- What is needed:
Please say how many lines in the material include the string "Cluster", and nothing else.

- Supplied material:

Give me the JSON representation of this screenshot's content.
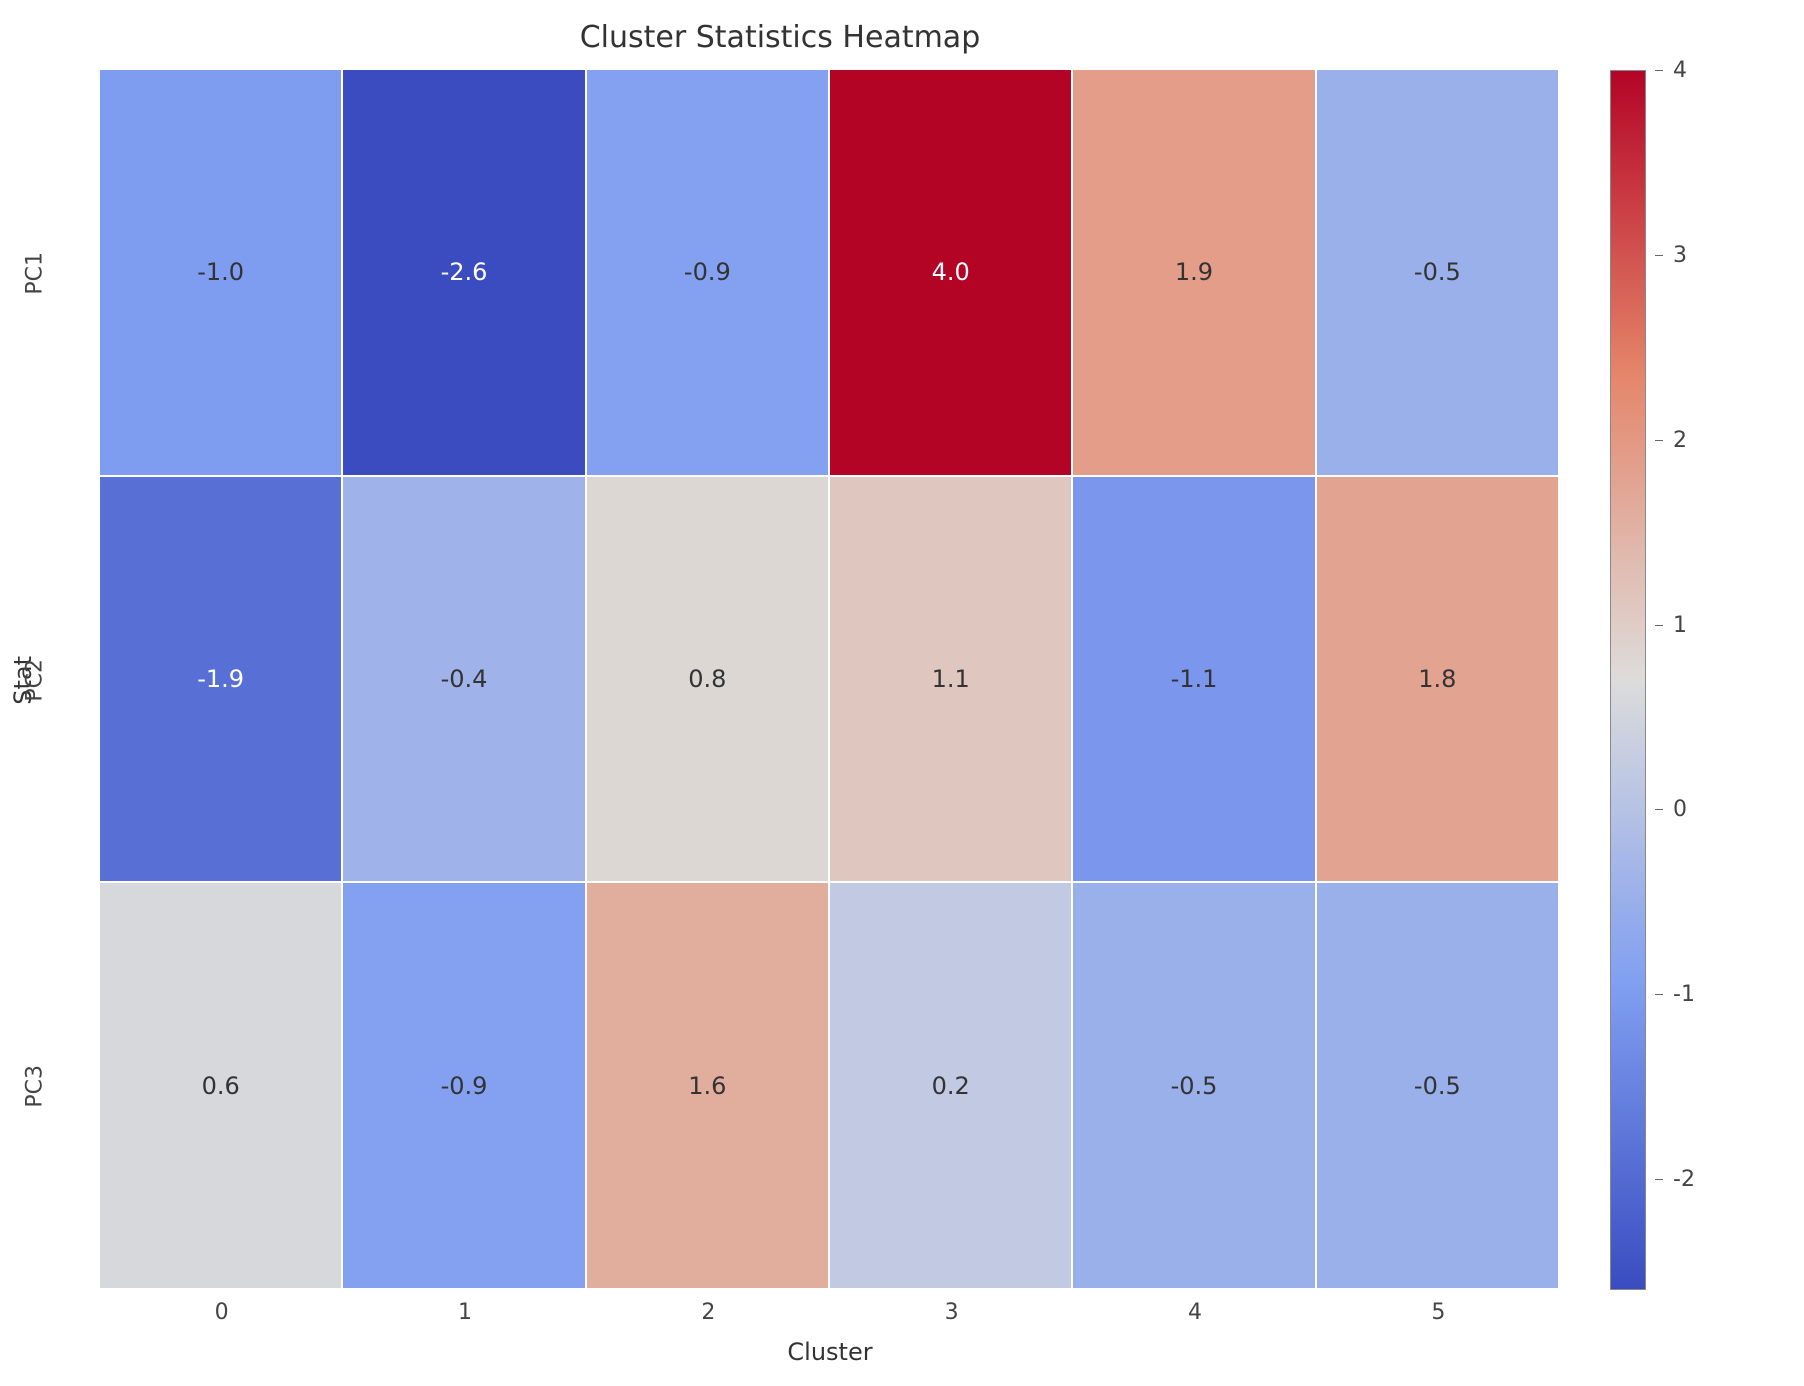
{
  "chart_data": {
    "type": "heatmap",
    "title": "Cluster Statistics Heatmap",
    "xlabel": "Cluster",
    "ylabel": "Stat",
    "x_categories": [
      "0",
      "1",
      "2",
      "3",
      "4",
      "5"
    ],
    "y_categories": [
      "PC1",
      "PC2",
      "PC3"
    ],
    "values": [
      [
        -1.0,
        -2.6,
        -0.9,
        4.0,
        1.9,
        -0.5
      ],
      [
        -1.9,
        -0.4,
        0.8,
        1.1,
        -1.1,
        1.8
      ],
      [
        0.6,
        -0.9,
        1.6,
        0.2,
        -0.5,
        -0.5
      ]
    ],
    "vmin": -2.6,
    "vmax": 4.0,
    "colormap": "coolwarm",
    "colorbar_ticks": [
      -2,
      -1,
      0,
      1,
      2,
      3,
      4
    ]
  }
}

- Exercise result:
2